A Cumbrian council has been fined £120,000 after two women were killed by reversing bin lorries in the space of nine months.
South Lakeland District Council was prosecuted by the Health and Safety Executive (HSE) following an investigation that found the local authority had failed to tackle the risks from reversing vehicles.
Carlisle Crown Court heard the first incident happened on a single-track lane off Easedale Road in Grasmere on 2 June 2010. Mary Cook had been walking down the track while on holiday with her husband when she was struck by a reversing rubbish truck. The 54-year-old from Nottingham died from her injuries.
The driver pleaded guilty to causing death by careless driving in a separate prosecution. However, the HSE investigation also found that it was normal practice for 7.5 tonne bin lorries to reverse down the long track to reach a holiday rental home, without a council employee walking behind to guide the driver.
The court was told the council should have reviewed all its bin collection rounds following the incident to eliminate reversing whenever possible, or to make sure employees guided drivers from behind vehicles when there was no other option but to reverse.
This did not happen and instead reversing was actually introduced at St Mary's School on Prince’s Road in Windermere where the second incident occurred.
The council had been carrying out fortnightly collections of recycling waste from outside the school gates for a term when it changed its system and instead began reversing the trucks onto the school grounds to collect the rubbish.
On 17 March 2011, council employee Dorothy Harkes, 58, from Ulverston, was walking behind a rubbish truck to guide the driver when she was struck, causing fatal injuries.

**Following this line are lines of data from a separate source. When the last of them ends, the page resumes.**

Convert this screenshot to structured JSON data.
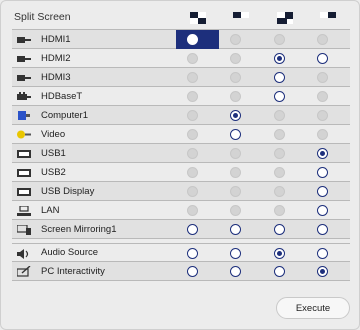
{
  "title": "Split Screen",
  "layout_columns": [
    {
      "name": "layout-1-icon"
    },
    {
      "name": "layout-2-icon"
    },
    {
      "name": "layout-3-icon"
    },
    {
      "name": "layout-4-icon"
    }
  ],
  "rows": [
    {
      "label": "HDMI1",
      "icon": "hdmi-icon",
      "states": [
        "selected-highlight",
        "disabled",
        "disabled",
        "disabled"
      ]
    },
    {
      "label": "HDMI2",
      "icon": "hdmi-icon",
      "states": [
        "disabled",
        "disabled",
        "checked",
        "empty"
      ]
    },
    {
      "label": "HDMI3",
      "icon": "hdmi-icon",
      "states": [
        "disabled",
        "disabled",
        "empty",
        "disabled"
      ]
    },
    {
      "label": "HDBaseT",
      "icon": "hdbaset-icon",
      "states": [
        "disabled",
        "disabled",
        "empty",
        "disabled"
      ]
    },
    {
      "label": "Computer1",
      "icon": "computer-port-icon",
      "states": [
        "disabled",
        "checked",
        "disabled",
        "disabled"
      ]
    },
    {
      "label": "Video",
      "icon": "video-icon",
      "states": [
        "disabled",
        "empty",
        "disabled",
        "disabled"
      ]
    },
    {
      "label": "USB1",
      "icon": "usb-display-icon",
      "states": [
        "disabled",
        "disabled",
        "disabled",
        "checked"
      ]
    },
    {
      "label": "USB2",
      "icon": "usb-display-icon",
      "states": [
        "disabled",
        "disabled",
        "disabled",
        "empty"
      ]
    },
    {
      "label": "USB Display",
      "icon": "usb-display-icon",
      "states": [
        "disabled",
        "disabled",
        "disabled",
        "empty"
      ]
    },
    {
      "label": "LAN",
      "icon": "lan-icon",
      "states": [
        "disabled",
        "disabled",
        "disabled",
        "empty"
      ]
    },
    {
      "label": "Screen Mirroring1",
      "icon": "screen-mirroring-icon",
      "states": [
        "empty",
        "empty",
        "empty",
        "empty"
      ]
    },
    {
      "label": "Audio Source",
      "icon": "speaker-icon",
      "states": [
        "empty",
        "empty",
        "checked",
        "empty"
      ]
    },
    {
      "label": "PC Interactivity",
      "icon": "pen-interactivity-icon",
      "states": [
        "empty",
        "empty",
        "empty",
        "checked"
      ]
    }
  ],
  "execute_label": "Execute",
  "colors": {
    "accent": "#1d2f7c",
    "background": "#ececec",
    "row_alt": "#e1e1e1"
  }
}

The driver of the vehicle was also convicted of causing death by careless driving but the HSE investigation concluded that there had been no need for council trucks to reverse onto the school grounds.
South Lakeland District Council was fined £120,000 and ordered to pay £50,000 in prosecution costs after pleading guilty to two breaches of the Health and Safety at Work etc Act 1974.